The Mission Critical world (data centers being today’s prominent sector) is rather tight knit, and the folks operating these facilities work extra long hours, close together. This is a comfort zone for Veterans having trouble transitioning, and those that fear failure in the civilian world. We (Mission Critical) give them that comradery back, and a support structure to learn the new environment. Our charge is to erase that fear by showing these Vets that we believe in them.
As it just so happens, Veterans are fiercely loyal when they find something to believe in. Mission Critical, high-stakes operations can scare and unnerve civilians, but it actually puts Veterans at ease – we only know how to stay cool under pressure. That’s what you want at your data center in the middle of the night when the gens fire up, or on your manufacturing line when the gear breaks and you’re losing $10,000 a minute as production stops.
Where the Veteran community needs the most help, and where our industry has the ability to make the most impact, is not with the the Soldier using his GI Bill to go to grad school, or with the Sailor already getting calls from recruiters. Don’t get me wrong, there’s real talent in those groups – folks that can contribute to your success. The industry needs to reach further – to the edge where Vets are struggling. We’re a prideful bunch – not comfortable asking for help even when things are getting rough, even when we’re lost and don’t know where to take that next step. Just because the shirt & tie are missing and the resume is suffering doesn’t mean that the honor, commitment, and passion are no longer inside.
Take a chance, surprise yourself – hire that Vet that doesn’t meet all the checkboxes on your job description: just hire them because you can see the desire in their eyes.

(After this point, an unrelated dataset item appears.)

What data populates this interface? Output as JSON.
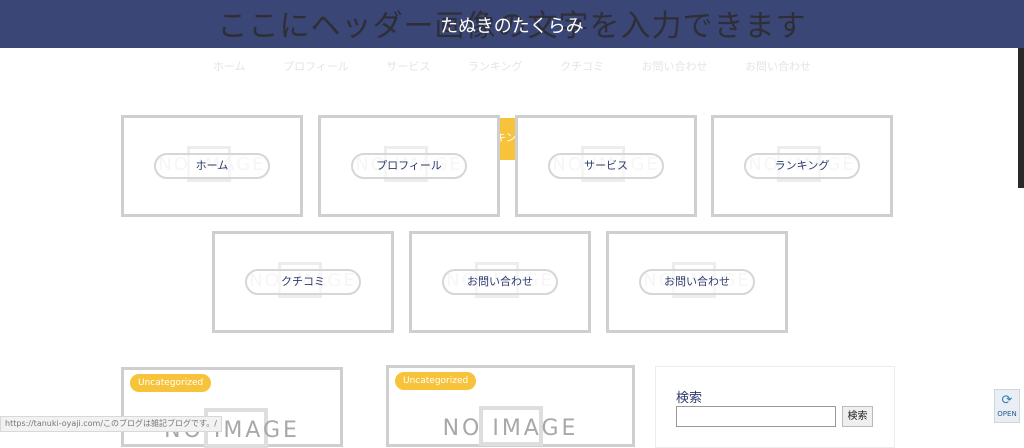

Then support them, train them, and share in their pride as you help guide them into a new career.